Work to be completed
Throughout the records below, find each line holding "true" and copy it.

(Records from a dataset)
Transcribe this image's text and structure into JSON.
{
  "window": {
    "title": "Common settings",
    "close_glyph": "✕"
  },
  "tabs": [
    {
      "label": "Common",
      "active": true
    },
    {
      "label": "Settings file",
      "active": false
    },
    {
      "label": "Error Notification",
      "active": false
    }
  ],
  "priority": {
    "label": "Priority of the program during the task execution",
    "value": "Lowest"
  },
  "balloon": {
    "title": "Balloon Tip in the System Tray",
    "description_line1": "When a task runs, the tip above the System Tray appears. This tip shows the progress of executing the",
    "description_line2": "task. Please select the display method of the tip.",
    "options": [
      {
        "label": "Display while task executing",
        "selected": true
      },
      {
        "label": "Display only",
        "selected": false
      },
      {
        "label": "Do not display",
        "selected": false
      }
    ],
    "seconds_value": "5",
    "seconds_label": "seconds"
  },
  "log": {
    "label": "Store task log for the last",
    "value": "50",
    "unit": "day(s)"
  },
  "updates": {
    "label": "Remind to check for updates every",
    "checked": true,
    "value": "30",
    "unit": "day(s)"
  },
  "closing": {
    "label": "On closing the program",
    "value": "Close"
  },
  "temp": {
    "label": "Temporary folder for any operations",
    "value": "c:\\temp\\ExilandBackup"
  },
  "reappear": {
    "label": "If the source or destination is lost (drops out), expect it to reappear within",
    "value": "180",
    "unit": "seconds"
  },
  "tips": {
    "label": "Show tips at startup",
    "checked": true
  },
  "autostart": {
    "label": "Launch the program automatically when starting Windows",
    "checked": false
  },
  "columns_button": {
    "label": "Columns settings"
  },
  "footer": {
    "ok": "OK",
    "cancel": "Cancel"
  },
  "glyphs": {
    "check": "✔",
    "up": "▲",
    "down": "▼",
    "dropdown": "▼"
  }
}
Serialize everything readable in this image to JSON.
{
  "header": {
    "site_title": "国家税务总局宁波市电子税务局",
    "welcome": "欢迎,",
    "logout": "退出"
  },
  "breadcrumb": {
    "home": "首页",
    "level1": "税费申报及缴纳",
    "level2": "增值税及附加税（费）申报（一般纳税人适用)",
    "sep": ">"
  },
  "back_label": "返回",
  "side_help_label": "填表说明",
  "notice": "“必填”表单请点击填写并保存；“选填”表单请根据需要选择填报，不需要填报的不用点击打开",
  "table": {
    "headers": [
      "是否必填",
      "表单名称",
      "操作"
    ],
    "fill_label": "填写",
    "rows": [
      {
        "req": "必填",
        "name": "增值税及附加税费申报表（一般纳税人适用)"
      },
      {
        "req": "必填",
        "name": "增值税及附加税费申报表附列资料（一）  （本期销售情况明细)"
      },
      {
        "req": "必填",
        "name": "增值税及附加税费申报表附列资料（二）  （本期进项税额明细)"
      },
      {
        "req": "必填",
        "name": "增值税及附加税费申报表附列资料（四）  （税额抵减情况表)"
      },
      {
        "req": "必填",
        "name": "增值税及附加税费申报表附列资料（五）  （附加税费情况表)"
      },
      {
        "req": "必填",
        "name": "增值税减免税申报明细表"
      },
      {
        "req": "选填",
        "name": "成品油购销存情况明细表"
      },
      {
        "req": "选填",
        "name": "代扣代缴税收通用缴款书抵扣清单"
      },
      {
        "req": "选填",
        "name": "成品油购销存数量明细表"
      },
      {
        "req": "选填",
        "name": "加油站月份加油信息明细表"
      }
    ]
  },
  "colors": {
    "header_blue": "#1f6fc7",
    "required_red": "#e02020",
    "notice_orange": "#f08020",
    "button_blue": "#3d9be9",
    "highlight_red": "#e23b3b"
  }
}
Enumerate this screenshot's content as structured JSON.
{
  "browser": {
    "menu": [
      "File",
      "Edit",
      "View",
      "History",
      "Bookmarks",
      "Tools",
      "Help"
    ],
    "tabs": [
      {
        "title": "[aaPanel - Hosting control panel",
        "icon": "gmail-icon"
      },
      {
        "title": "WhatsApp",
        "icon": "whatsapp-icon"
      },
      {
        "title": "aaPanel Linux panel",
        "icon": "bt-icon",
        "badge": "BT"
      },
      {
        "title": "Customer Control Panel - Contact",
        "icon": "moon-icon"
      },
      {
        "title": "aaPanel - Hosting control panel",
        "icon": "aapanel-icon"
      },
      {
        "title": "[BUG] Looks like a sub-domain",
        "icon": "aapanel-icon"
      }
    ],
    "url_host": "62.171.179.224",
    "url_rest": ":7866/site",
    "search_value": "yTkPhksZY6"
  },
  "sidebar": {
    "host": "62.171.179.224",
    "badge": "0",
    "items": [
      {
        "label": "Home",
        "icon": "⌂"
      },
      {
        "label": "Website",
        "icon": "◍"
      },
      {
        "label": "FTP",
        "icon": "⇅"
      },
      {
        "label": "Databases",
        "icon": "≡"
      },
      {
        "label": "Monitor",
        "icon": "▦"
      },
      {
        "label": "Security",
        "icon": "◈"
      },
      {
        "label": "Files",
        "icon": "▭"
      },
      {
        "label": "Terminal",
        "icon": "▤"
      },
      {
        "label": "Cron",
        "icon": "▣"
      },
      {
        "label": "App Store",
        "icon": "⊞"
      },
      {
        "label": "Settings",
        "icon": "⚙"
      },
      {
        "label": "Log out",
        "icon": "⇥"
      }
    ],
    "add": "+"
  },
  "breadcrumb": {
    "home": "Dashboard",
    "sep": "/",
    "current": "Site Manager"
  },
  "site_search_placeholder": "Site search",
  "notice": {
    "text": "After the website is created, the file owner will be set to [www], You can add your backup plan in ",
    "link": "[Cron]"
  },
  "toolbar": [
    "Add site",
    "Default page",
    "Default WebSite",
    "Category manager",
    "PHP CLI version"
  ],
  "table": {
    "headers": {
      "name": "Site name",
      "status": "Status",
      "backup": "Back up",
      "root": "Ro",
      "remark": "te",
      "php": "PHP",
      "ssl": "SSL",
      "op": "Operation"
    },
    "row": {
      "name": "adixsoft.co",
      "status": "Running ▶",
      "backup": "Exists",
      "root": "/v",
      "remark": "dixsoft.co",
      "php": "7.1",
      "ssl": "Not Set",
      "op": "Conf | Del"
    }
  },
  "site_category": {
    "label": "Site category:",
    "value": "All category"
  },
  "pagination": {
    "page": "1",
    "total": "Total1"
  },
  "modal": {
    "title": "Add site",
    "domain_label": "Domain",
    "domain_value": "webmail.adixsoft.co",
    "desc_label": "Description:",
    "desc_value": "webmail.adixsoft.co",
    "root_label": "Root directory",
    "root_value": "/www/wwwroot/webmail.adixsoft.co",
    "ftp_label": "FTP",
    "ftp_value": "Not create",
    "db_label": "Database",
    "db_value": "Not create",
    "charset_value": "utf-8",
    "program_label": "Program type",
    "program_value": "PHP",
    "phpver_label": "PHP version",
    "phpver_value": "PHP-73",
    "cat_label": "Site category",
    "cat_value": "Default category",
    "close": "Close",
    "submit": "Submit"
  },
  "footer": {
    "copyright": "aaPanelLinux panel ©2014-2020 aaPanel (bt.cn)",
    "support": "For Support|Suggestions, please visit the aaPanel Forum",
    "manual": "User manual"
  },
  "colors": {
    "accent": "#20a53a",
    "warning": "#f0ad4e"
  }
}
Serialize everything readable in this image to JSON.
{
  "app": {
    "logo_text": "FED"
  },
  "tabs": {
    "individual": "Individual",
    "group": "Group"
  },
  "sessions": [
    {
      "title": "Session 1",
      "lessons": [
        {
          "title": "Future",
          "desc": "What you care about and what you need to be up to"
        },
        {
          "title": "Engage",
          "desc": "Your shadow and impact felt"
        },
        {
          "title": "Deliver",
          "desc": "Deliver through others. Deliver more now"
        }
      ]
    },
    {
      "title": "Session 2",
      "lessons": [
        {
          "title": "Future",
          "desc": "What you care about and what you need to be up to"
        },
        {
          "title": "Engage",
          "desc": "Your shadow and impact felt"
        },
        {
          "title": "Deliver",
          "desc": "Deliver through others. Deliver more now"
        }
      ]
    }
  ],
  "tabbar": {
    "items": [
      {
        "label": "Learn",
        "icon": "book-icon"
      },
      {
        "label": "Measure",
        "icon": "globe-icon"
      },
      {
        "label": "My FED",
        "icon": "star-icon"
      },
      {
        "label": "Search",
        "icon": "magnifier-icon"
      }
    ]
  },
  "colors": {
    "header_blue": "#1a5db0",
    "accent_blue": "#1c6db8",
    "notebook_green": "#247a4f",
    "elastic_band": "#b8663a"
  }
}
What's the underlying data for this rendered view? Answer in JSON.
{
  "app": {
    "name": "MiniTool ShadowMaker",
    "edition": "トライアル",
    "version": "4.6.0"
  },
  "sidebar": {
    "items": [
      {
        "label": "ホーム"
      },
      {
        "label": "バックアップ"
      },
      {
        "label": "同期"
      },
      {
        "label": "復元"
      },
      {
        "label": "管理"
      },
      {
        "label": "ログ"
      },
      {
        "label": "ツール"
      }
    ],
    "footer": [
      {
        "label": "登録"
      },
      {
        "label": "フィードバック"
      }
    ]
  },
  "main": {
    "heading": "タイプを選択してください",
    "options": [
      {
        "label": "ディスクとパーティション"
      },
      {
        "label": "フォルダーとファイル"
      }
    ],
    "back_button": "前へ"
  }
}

Solution for this exercise
      "active": true
        "selected": true
    "checked": true,
    "checked": true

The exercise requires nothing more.